── Dataset extract

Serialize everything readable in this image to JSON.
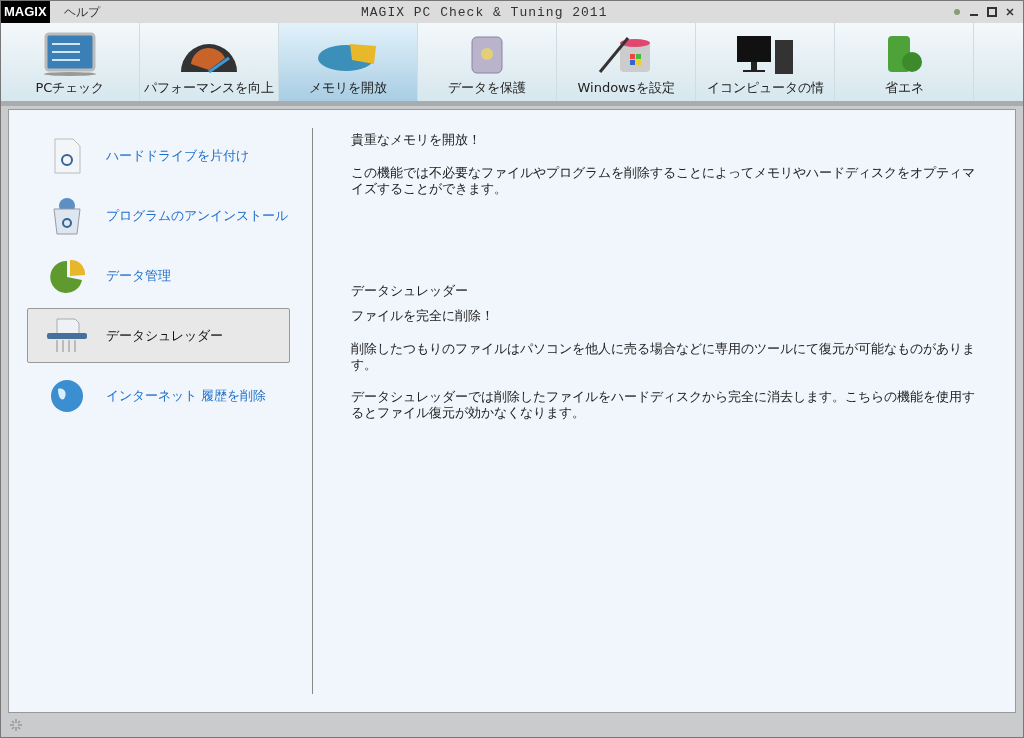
{
  "window": {
    "logo": "MAGIX",
    "menu": [
      "ヘルプ"
    ],
    "title": "MAGIX PC Check & Tuning 2011"
  },
  "tabs": [
    {
      "label": "PCチェック",
      "selected": false
    },
    {
      "label": "パフォーマンスを向上",
      "selected": false
    },
    {
      "label": "メモリを開放",
      "selected": true
    },
    {
      "label": "データを保護",
      "selected": false
    },
    {
      "label": "Windowsを設定",
      "selected": false
    },
    {
      "label": "イコンピュータの情",
      "selected": false
    },
    {
      "label": "省エネ",
      "selected": false
    }
  ],
  "sidebar": {
    "items": [
      {
        "label": "ハードドライブを片付け",
        "selected": false
      },
      {
        "label": "プログラムのアンインストール",
        "selected": false
      },
      {
        "label": "データ管理",
        "selected": false
      },
      {
        "label": "データシュレッダー",
        "selected": true
      },
      {
        "label": "インターネット 履歴を削除",
        "selected": false
      }
    ]
  },
  "content": {
    "heading": "貴重なメモリを開放！",
    "intro": "この機能では不必要なファイルやプログラムを削除することによってメモリやハードディスクをオプティマイズすることができます。",
    "section_title": "データシュレッダー",
    "subheading": "ファイルを完全に削除！",
    "paragraphs": [
      "削除したつもりのファイルはパソコンを他人に売る場合などに専用のツールにて復元が可能なものがあります。",
      "データシュレッダーでは削除したファイルをハードディスクから完全に消去します。こちらの機能を使用するとファイル復元が効かなくなります。"
    ]
  }
}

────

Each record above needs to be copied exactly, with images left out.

__Result for this task__
Serialize everything readable in this image to JSON.
{
  "window": {
    "logo": "MAGIX",
    "menu": [
      "ヘルプ"
    ],
    "title": "MAGIX PC Check & Tuning 2011"
  },
  "tabs": [
    {
      "label": "PCチェック",
      "selected": false
    },
    {
      "label": "パフォーマンスを向上",
      "selected": false
    },
    {
      "label": "メモリを開放",
      "selected": true
    },
    {
      "label": "データを保護",
      "selected": false
    },
    {
      "label": "Windowsを設定",
      "selected": false
    },
    {
      "label": "イコンピュータの情",
      "selected": false
    },
    {
      "label": "省エネ",
      "selected": false
    }
  ],
  "sidebar": {
    "items": [
      {
        "label": "ハードドライブを片付け",
        "selected": false
      },
      {
        "label": "プログラムのアンインストール",
        "selected": false
      },
      {
        "label": "データ管理",
        "selected": false
      },
      {
        "label": "データシュレッダー",
        "selected": true
      },
      {
        "label": "インターネット 履歴を削除",
        "selected": false
      }
    ]
  },
  "content": {
    "heading": "貴重なメモリを開放！",
    "intro": "この機能では不必要なファイルやプログラムを削除することによってメモリやハードディスクをオプティマイズすることができます。",
    "section_title": "データシュレッダー",
    "subheading": "ファイルを完全に削除！",
    "paragraphs": [
      "削除したつもりのファイルはパソコンを他人に売る場合などに専用のツールにて復元が可能なものがあります。",
      "データシュレッダーでは削除したファイルをハードディスクから完全に消去します。こちらの機能を使用するとファイル復元が効かなくなります。"
    ]
  }
}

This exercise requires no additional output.